Chef Jacques Pépin Shares a History of His Career and the Importance of Mindfulness in the Kitchen
(November 30, 2016) – Yesterday, the Boston University School of Hospitality Administration welcomed acclaimed Chef Jacques Pépin as its first Howard Johnson Executive-in-Residence guest. Chef Pépin was joined by fellow chef and friend Jean-Claude Szurdak and William H. Weeks, the gracious supporter of the Executive-in-Residence program.
Chef Pépin spent the day speaking to School of Hospitality Administration faculty and students, and Metropolitan College graduate students studying Gastronomy. He shared highlights of his celebrated career including his time as a chef to three French heads-of-state before moving to the United States in 1959 to work for Le Pavillion restaurant in New York City, followed by a ten-year career with Howard Johnson hotels.

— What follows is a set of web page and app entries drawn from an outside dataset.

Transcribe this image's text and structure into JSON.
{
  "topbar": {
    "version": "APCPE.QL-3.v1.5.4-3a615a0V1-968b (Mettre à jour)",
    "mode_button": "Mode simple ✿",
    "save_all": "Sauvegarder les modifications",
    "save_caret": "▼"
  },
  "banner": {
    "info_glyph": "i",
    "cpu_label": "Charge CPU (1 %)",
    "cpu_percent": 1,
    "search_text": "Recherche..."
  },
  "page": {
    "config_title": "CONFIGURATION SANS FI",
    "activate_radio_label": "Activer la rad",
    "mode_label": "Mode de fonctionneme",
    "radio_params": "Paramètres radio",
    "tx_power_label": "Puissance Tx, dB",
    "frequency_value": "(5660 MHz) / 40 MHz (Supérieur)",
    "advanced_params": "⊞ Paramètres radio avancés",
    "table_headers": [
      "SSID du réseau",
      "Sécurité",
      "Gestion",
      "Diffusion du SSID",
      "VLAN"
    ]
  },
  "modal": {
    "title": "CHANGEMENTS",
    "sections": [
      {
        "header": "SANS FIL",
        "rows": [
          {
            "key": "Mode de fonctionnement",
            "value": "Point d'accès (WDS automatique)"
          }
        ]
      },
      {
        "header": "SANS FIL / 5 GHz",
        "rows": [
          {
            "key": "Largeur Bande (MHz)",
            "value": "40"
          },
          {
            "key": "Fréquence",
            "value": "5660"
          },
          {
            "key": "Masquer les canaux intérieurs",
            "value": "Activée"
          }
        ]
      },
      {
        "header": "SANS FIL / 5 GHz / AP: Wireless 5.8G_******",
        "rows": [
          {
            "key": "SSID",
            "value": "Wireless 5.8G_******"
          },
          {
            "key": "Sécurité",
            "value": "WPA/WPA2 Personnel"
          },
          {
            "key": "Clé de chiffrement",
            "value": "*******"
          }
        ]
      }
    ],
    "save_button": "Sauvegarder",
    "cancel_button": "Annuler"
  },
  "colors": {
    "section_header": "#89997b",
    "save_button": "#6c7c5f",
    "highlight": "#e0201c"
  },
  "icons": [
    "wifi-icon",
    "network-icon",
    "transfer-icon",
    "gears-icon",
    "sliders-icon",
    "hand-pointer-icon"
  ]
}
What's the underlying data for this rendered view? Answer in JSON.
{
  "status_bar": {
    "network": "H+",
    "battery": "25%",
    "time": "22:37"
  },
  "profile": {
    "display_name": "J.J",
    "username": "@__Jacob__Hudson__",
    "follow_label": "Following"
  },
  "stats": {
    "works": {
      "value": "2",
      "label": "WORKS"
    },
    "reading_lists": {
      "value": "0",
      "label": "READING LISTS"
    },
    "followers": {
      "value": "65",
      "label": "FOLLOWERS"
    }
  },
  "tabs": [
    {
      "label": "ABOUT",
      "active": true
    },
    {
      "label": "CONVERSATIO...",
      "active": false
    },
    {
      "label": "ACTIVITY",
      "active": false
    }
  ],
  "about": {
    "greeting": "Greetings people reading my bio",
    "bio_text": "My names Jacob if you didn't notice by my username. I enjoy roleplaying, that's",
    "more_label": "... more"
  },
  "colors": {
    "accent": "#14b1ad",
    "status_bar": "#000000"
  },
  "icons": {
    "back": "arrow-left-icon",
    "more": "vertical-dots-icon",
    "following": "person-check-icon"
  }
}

While at Howard Johnson, he was challenged to develop new recipes that could be produced for large quantities of guests. This new style of cooking led him to test new equipment and cooking styles – he even worked with chemists to understand the molecular science necessary to mass produce high quality meals. This successful learning experience proved to be particularly useful to him in his later ventures; in 1970 he opened a New York City soup restaurant, La Potagerie, and later was hired to launch and run food operations at the World Trade Center commissary.
Eventually, his cooking career led him to both print and television. Despite being trained without cookbooks and formal recipes, he has written over 20 cookbooks, including La Technique, published in 1976, an in-depth catalogue of the most useful culinary techniques that are still relevant today. Many of his television shows were inspired by his cookbooks, including Fast Food My Way which taught viewers to prepare fine foods at home quickly and with fresh ingredients. He also hosted a PBS series The Complete Pépin and Julie and Jacques Cooking at Home with Julia Child.
When asked what dish is his favorite to cook, he shared that if he really had to choose it would be soup, but that it truly depends on when he goes to the market, see’s what is in season, and even the time of day. Laughingly, the chef admitted that nothing could top a well-baked baguette with butter. Before departing, Chef Pépin emphasized the importance of mindfulness in the kitchen whether it’s decreasing food waste or serving an ingredient in its natural state, noting that “knowledge of food can be shown through more than a decoration on the dish.”
The School is grateful to Chef Jacques Pépin, Jean-Claude Szurdak, William H. Weeks, and the staff at BU’s Metropolitan College for their time and effort to coordinate this visit.